It was really embarrassing and it took a toll on my mental state, said Amanda. I was just really unhappy with myself.
After both her parents had gastric bypass surgery and lost weight, they encouraged her to undergo the same procedure. Serafin Rodriguez was worried about her daughters health, especially when she showed early symptoms of diabetes.
Three years after her surgery, the results are dramatic.
Now 19, Amanda lost about 120 pounds. Last year she left home to study psychology at the University of Connecticut, and proudly describes how she can walk around the hilly campus.
I thought I was going to be riding a bus constantly, she said. But now Im able to go on school field trips and kind of interact with really cute guys, which is something that I did not think I was going to be able to do on a college campus all the way in Connecticut.
Amandas case is part of a nationwide study of 890 adolescents who have had bariatric surgery. The study, released in March, followed up three, six and 12 months after surgery. The patients were between 11 and 19 and lost an average of 66 pounds. Sarah Messiah, Ph.D., one of the study authors at the University of Miami Miller School of Medicine, hopes the results will encourage more pediatricians to consider the procedure as an option for young people.
To me youre just kicking the can down the road while they get sicker as adults, Messiah said. For adolescents who do undergo the surgery, its the first time in their life that they feel really good. Its like they have a second lease on life.
There are three main kinds of bariatric surgery. Amanda and her parents had gastric bypass surgery, the most common procedure. This involves redirecting the small intestine to a stomach pouch that limits food intake. The average weight loss for these teens in the study was 107 pounds.
Patients who opted for the less invasive gastric banding lost an average of 44 pounds.
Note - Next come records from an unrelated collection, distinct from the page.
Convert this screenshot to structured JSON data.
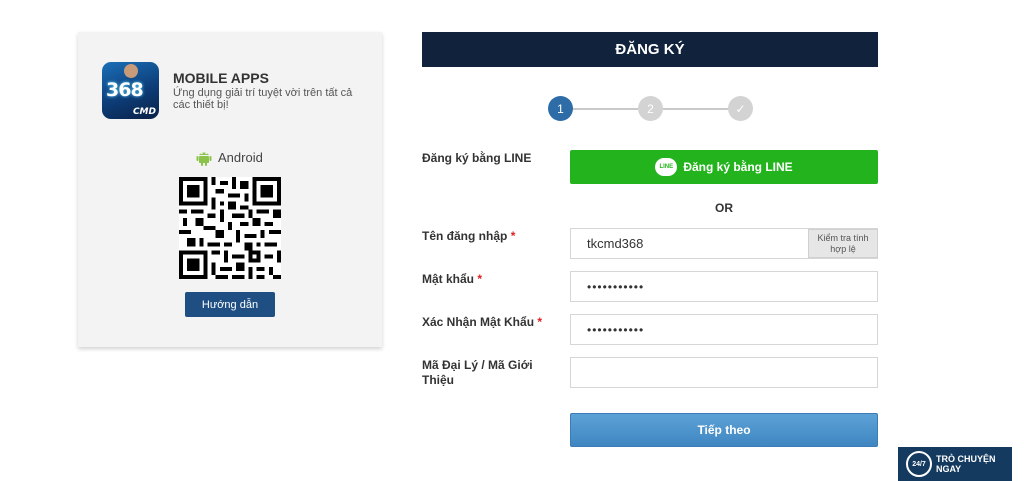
{
  "mobile_apps": {
    "logo_number": "368",
    "logo_brand": "CMD",
    "title": "MOBILE APPS",
    "description": "Ứng dụng giải trí tuyệt vời trên tất cả các thiết bị!",
    "platform_label": "Android",
    "platform_icon": "android-icon",
    "guide_button": "Hướng dẫn"
  },
  "register": {
    "header": "ĐĂNG KÝ",
    "steps": [
      {
        "label": "1",
        "state": "active"
      },
      {
        "label": "2",
        "state": "inactive"
      },
      {
        "label": "✓",
        "state": "inactive"
      }
    ],
    "line_label": "Đăng ký bằng LINE",
    "line_button": "Đăng ký bằng LINE",
    "line_icon_text": "LINE",
    "or_text": "OR",
    "username_label": "Tên đăng nhập",
    "username_value": "tkcmd368",
    "check_button": "Kiểm tra tính hợp lệ",
    "password_label": "Mật khẩu",
    "password_value": "•••••••••••",
    "confirm_label": "Xác Nhận Mật Khẩu",
    "confirm_value": "•••••••••••",
    "referral_label": "Mã Đại Lý / Mã Giới Thiệu",
    "referral_value": "",
    "required_mark": "*",
    "next_button": "Tiếp theo"
  },
  "chat": {
    "badge": "24/7",
    "line1": "TRÒ CHUYỆN",
    "line2": "NGAY"
  },
  "colors": {
    "header_bg": "#10223c",
    "line_green": "#23b31d",
    "step_active": "#2e6ca8",
    "guide_button": "#1f4f82",
    "chat_bg": "#143a5f"
  }
}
In this procedure, an adjustable band is inserted around the stomach, like the thin part of an hourglass, to restrict the size of the stomach.
The third kind is a gastric sleeve, in which doctors remove a large portion of the patients stomach so that it takes the shape of a sleeve. None of the adolescents in the study had this procedure.
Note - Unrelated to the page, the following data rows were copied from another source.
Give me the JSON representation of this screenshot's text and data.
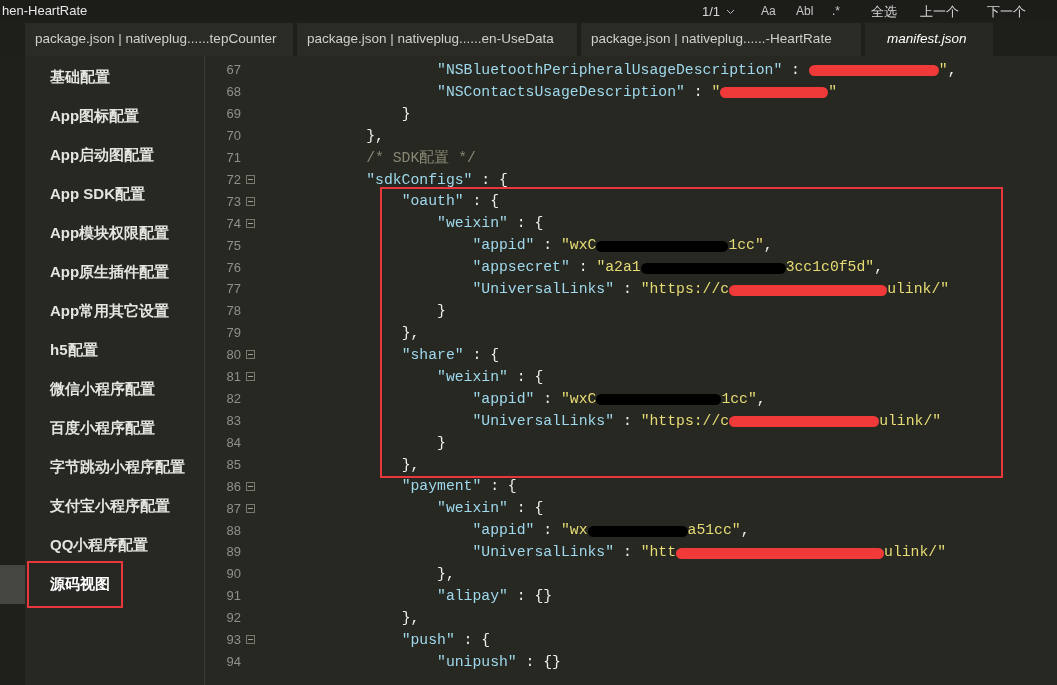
{
  "window": {
    "title": "hen-HeartRate"
  },
  "find_bar": {
    "count": "1/1",
    "options": [
      "Aa",
      "Abl",
      ".*"
    ],
    "actions": [
      "全选",
      "上一个",
      "下一个"
    ]
  },
  "tabs": [
    {
      "label": "package.json | nativeplug......tepCounter",
      "selected": false
    },
    {
      "label": "package.json | nativeplug......en-UseData",
      "selected": false
    },
    {
      "label": "package.json | nativeplug......-HeartRate",
      "selected": false
    },
    {
      "label": "manifest.json",
      "selected": true
    }
  ],
  "sidebar": {
    "items": [
      {
        "label": "基础配置",
        "selected": false
      },
      {
        "label": "App图标配置",
        "selected": false
      },
      {
        "label": "App启动图配置",
        "selected": false
      },
      {
        "label": "App SDK配置",
        "selected": false
      },
      {
        "label": "App模块权限配置",
        "selected": false
      },
      {
        "label": "App原生插件配置",
        "selected": false
      },
      {
        "label": "App常用其它设置",
        "selected": false
      },
      {
        "label": "h5配置",
        "selected": false
      },
      {
        "label": "微信小程序配置",
        "selected": false
      },
      {
        "label": "百度小程序配置",
        "selected": false
      },
      {
        "label": "字节跳动小程序配置",
        "selected": false
      },
      {
        "label": "支付宝小程序配置",
        "selected": false
      },
      {
        "label": "QQ小程序配置",
        "selected": false
      },
      {
        "label": "源码视图",
        "selected": true
      }
    ]
  },
  "editor": {
    "lines": [
      {
        "number": "67",
        "fold": false,
        "tokens": [
          {
            "kind": "key",
            "text": "\"NSBluetoothPeripheralUsageDescription\""
          },
          {
            "kind": "punct",
            "text": " : "
          },
          {
            "kind": "redact",
            "color": "#f03a3a"
          },
          {
            "kind": "value",
            "text": "\""
          },
          {
            "kind": "punct",
            "text": ","
          }
        ]
      },
      {
        "number": "68",
        "fold": false,
        "tokens": [
          {
            "kind": "key",
            "text": "\"NSContactsUsageDescription\""
          },
          {
            "kind": "punct",
            "text": " : "
          },
          {
            "kind": "value",
            "text": "\""
          },
          {
            "kind": "redact",
            "color": "#f03a3a"
          },
          {
            "kind": "value",
            "text": "\""
          }
        ]
      },
      {
        "number": "69",
        "fold": false,
        "tokens": [
          {
            "kind": "close",
            "text": "}"
          }
        ]
      },
      {
        "number": "70",
        "fold": false,
        "tokens": [
          {
            "kind": "close",
            "text": "},"
          }
        ]
      },
      {
        "number": "71",
        "fold": false,
        "tokens": [
          {
            "kind": "comment",
            "text": "/* SDK配置 */"
          }
        ]
      },
      {
        "number": "72",
        "fold": true,
        "tokens": [
          {
            "kind": "key",
            "text": "\"sdkConfigs\""
          },
          {
            "kind": "open",
            "text": " : {"
          }
        ]
      },
      {
        "number": "73",
        "fold": true,
        "tokens": [
          {
            "kind": "key",
            "text": "\"oauth\""
          },
          {
            "kind": "open",
            "text": " : {"
          }
        ]
      },
      {
        "number": "74",
        "fold": true,
        "tokens": [
          {
            "kind": "key",
            "text": "\"weixin\""
          },
          {
            "kind": "open",
            "text": " : {"
          }
        ]
      },
      {
        "number": "75",
        "fold": false,
        "tokens": [
          {
            "kind": "key",
            "text": "\"appid\""
          },
          {
            "kind": "punct",
            "text": " : "
          },
          {
            "kind": "value",
            "text": "\"wxC"
          },
          {
            "kind": "redact",
            "color": "#000000"
          },
          {
            "kind": "value",
            "text": "1cc\""
          },
          {
            "kind": "punct",
            "text": ","
          }
        ]
      },
      {
        "number": "76",
        "fold": false,
        "tokens": [
          {
            "kind": "key",
            "text": "\"appsecret\""
          },
          {
            "kind": "punct",
            "text": " : "
          },
          {
            "kind": "value",
            "text": "\"a2a1"
          },
          {
            "kind": "redact",
            "color": "#000000"
          },
          {
            "kind": "value",
            "text": "3cc1c0f5d\""
          },
          {
            "kind": "punct",
            "text": ","
          }
        ]
      },
      {
        "number": "77",
        "fold": false,
        "tokens": [
          {
            "kind": "key",
            "text": "\"UniversalLinks\""
          },
          {
            "kind": "punct",
            "text": " : "
          },
          {
            "kind": "value",
            "text": "\"https://c"
          },
          {
            "kind": "redact",
            "color": "#f03a3a"
          },
          {
            "kind": "value",
            "text": "ulink/\""
          }
        ]
      },
      {
        "number": "78",
        "fold": false,
        "tokens": [
          {
            "kind": "close",
            "text": "}"
          }
        ]
      },
      {
        "number": "79",
        "fold": false,
        "tokens": [
          {
            "kind": "close",
            "text": "},"
          }
        ]
      },
      {
        "number": "80",
        "fold": true,
        "tokens": [
          {
            "kind": "key",
            "text": "\"share\""
          },
          {
            "kind": "open",
            "text": " : {"
          }
        ]
      },
      {
        "number": "81",
        "fold": true,
        "tokens": [
          {
            "kind": "key",
            "text": "\"weixin\""
          },
          {
            "kind": "open",
            "text": " : {"
          }
        ]
      },
      {
        "number": "82",
        "fold": false,
        "tokens": [
          {
            "kind": "key",
            "text": "\"appid\""
          },
          {
            "kind": "punct",
            "text": " : "
          },
          {
            "kind": "value",
            "text": "\"wxC"
          },
          {
            "kind": "redact",
            "color": "#000000"
          },
          {
            "kind": "value",
            "text": "1cc\""
          },
          {
            "kind": "punct",
            "text": ","
          }
        ]
      },
      {
        "number": "83",
        "fold": false,
        "tokens": [
          {
            "kind": "key",
            "text": "\"UniversalLinks\""
          },
          {
            "kind": "punct",
            "text": " : "
          },
          {
            "kind": "value",
            "text": "\"https://c"
          },
          {
            "kind": "redact",
            "color": "#f03a3a"
          },
          {
            "kind": "value",
            "text": "ulink/\""
          }
        ]
      },
      {
        "number": "84",
        "fold": false,
        "tokens": [
          {
            "kind": "close",
            "text": "}"
          }
        ]
      },
      {
        "number": "85",
        "fold": false,
        "tokens": [
          {
            "kind": "close",
            "text": "},"
          }
        ]
      },
      {
        "number": "86",
        "fold": true,
        "tokens": [
          {
            "kind": "key",
            "text": "\"payment\""
          },
          {
            "kind": "open",
            "text": " : {"
          }
        ]
      },
      {
        "number": "87",
        "fold": true,
        "tokens": [
          {
            "kind": "key",
            "text": "\"weixin\""
          },
          {
            "kind": "open",
            "text": " : {"
          }
        ]
      },
      {
        "number": "88",
        "fold": false,
        "tokens": [
          {
            "kind": "key",
            "text": "\"appid\""
          },
          {
            "kind": "punct",
            "text": " : "
          },
          {
            "kind": "value",
            "text": "\"wx"
          },
          {
            "kind": "redact",
            "color": "#000000"
          },
          {
            "kind": "value",
            "text": "a51cc\""
          },
          {
            "kind": "punct",
            "text": ","
          }
        ]
      },
      {
        "number": "89",
        "fold": false,
        "tokens": [
          {
            "kind": "key",
            "text": "\"UniversalLinks\""
          },
          {
            "kind": "punct",
            "text": " : "
          },
          {
            "kind": "value",
            "text": "\"htt"
          },
          {
            "kind": "redact",
            "color": "#f03a3a"
          },
          {
            "kind": "value",
            "text": "ulink/\""
          }
        ]
      },
      {
        "number": "90",
        "fold": false,
        "tokens": [
          {
            "kind": "close",
            "text": "},"
          }
        ]
      },
      {
        "number": "91",
        "fold": false,
        "tokens": [
          {
            "kind": "key",
            "text": "\"alipay\""
          },
          {
            "kind": "punct",
            "text": " : {}"
          }
        ]
      },
      {
        "number": "92",
        "fold": false,
        "tokens": [
          {
            "kind": "close",
            "text": "},"
          }
        ]
      },
      {
        "number": "93",
        "fold": true,
        "tokens": [
          {
            "kind": "key",
            "text": "\"push\""
          },
          {
            "kind": "open",
            "text": " : {"
          }
        ]
      },
      {
        "number": "94",
        "fold": false,
        "tokens": [
          {
            "kind": "key",
            "text": "\"unipush\""
          },
          {
            "kind": "punct",
            "text": " : {}"
          }
        ]
      }
    ]
  }
}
Obesity rates in the United States have doubled for adults and tripled for children between 1980 and 2008, according to the Centers for Disease Control and Prevention. Given this, medical professionals are looking at all options to help patients attain and maintain a more healthy weight.
Candidates for bariatric surgery are identified by body mass index (BMI) rather than weight. Patients with a BMI of 40 or higher qualify an example would be a girl five-feet-five weighing about 250 pounds.
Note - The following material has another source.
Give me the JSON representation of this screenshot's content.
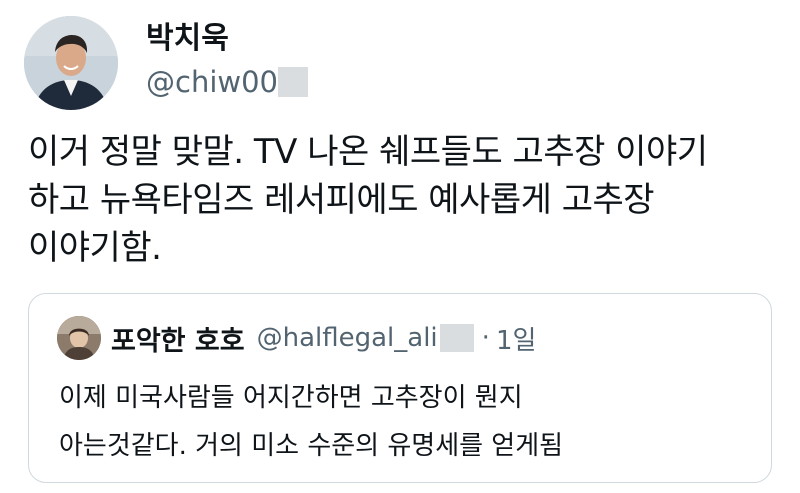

Dr. Mary Brandt, the director of the Adolescent Bariatric Surgery Program at Texas Childrens Hospital, says that younger candidates for this surgery should not be judged by the same criteria used for obese adults. For the benefits to be worth the permanent and life-changing effects of surgery, a teenager must exhibit serious health conditions such as diabetes, high cholesterol, fatty liver or hypertension.